Magnetic bubble chips often contain a continuous metallic film located between the garnet bubble domain film and the device pattern used to move the bubble. This metallic layer improves bubble visibility during device development and testing, and also provides better thermal distribution in packaged devices. An insulating layer, such as SiO(2), prevents electrical shorting of the control conductors by the underlying metal sheet. However, as bubble domains are scaled down in size, the SiO(2) thickness is also scaled down, and the number of pinholes and electrical shorts increases. Silicon can be a reflecting insulator, but reproducibility of its thickness and optical constants is a problem. In order to solve this problem, the sheet metallic layer is divided into a number of different segments, or tiles, which are separate from one another.
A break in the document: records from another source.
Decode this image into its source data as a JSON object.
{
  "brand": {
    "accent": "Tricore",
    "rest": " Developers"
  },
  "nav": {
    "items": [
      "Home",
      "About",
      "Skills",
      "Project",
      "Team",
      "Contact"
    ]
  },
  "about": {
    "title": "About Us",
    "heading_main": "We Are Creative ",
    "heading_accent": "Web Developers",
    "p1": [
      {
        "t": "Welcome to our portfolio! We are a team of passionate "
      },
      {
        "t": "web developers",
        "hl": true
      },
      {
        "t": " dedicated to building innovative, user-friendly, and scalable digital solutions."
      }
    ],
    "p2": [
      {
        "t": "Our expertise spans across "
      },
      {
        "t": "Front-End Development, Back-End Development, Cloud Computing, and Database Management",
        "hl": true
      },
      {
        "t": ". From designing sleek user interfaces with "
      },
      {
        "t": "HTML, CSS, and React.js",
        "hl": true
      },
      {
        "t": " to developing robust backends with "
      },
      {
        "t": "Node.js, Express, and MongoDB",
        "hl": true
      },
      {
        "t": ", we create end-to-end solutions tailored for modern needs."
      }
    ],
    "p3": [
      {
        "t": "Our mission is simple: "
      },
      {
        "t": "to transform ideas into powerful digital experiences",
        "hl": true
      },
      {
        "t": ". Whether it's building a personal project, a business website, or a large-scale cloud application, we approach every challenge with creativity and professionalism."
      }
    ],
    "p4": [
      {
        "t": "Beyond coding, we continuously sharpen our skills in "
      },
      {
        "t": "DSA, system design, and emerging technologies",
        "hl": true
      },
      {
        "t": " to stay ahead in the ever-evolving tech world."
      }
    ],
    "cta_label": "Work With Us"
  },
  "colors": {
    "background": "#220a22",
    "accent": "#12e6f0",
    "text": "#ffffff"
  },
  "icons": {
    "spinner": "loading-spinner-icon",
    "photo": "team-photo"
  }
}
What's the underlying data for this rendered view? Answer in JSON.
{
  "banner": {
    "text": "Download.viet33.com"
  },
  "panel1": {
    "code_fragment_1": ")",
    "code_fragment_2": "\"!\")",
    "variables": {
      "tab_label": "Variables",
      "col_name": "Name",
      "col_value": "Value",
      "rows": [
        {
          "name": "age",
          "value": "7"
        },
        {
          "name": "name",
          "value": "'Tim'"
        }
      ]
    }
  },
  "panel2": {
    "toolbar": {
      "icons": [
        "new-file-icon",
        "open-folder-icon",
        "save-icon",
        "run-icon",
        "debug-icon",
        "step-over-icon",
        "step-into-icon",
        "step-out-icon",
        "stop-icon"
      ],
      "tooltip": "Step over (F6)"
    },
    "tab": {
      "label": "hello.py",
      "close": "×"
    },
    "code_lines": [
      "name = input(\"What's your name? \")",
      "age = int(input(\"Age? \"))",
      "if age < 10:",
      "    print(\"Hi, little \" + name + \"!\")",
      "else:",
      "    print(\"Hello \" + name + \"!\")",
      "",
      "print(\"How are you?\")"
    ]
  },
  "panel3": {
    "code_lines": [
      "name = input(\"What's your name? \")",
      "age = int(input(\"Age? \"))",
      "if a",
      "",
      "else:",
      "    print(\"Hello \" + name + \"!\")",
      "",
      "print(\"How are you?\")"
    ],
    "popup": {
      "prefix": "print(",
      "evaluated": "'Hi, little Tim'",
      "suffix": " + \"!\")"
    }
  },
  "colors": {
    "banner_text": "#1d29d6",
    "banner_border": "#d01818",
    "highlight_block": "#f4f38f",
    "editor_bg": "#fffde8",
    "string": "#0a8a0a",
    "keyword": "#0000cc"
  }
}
The structure is shown in the figure, where the reflective layer is comprised of a plurality of ""tiles'' 10 located over the bubble domain garnet film. Conductors 12 are the conductors associated with transfer gates 14. The circled regions, denoted A, B, C, and D, indicate regions where pinholes occur in the SiO(2) layer. The reflective tile pattern is approximately 500 angstroms thick.

The separations between tiles 10 are just enough to ensure good optical yield. For example, a 5-micron period bubble device might use 50-micron-wide tiles with 3-micron gaps. The alignment of...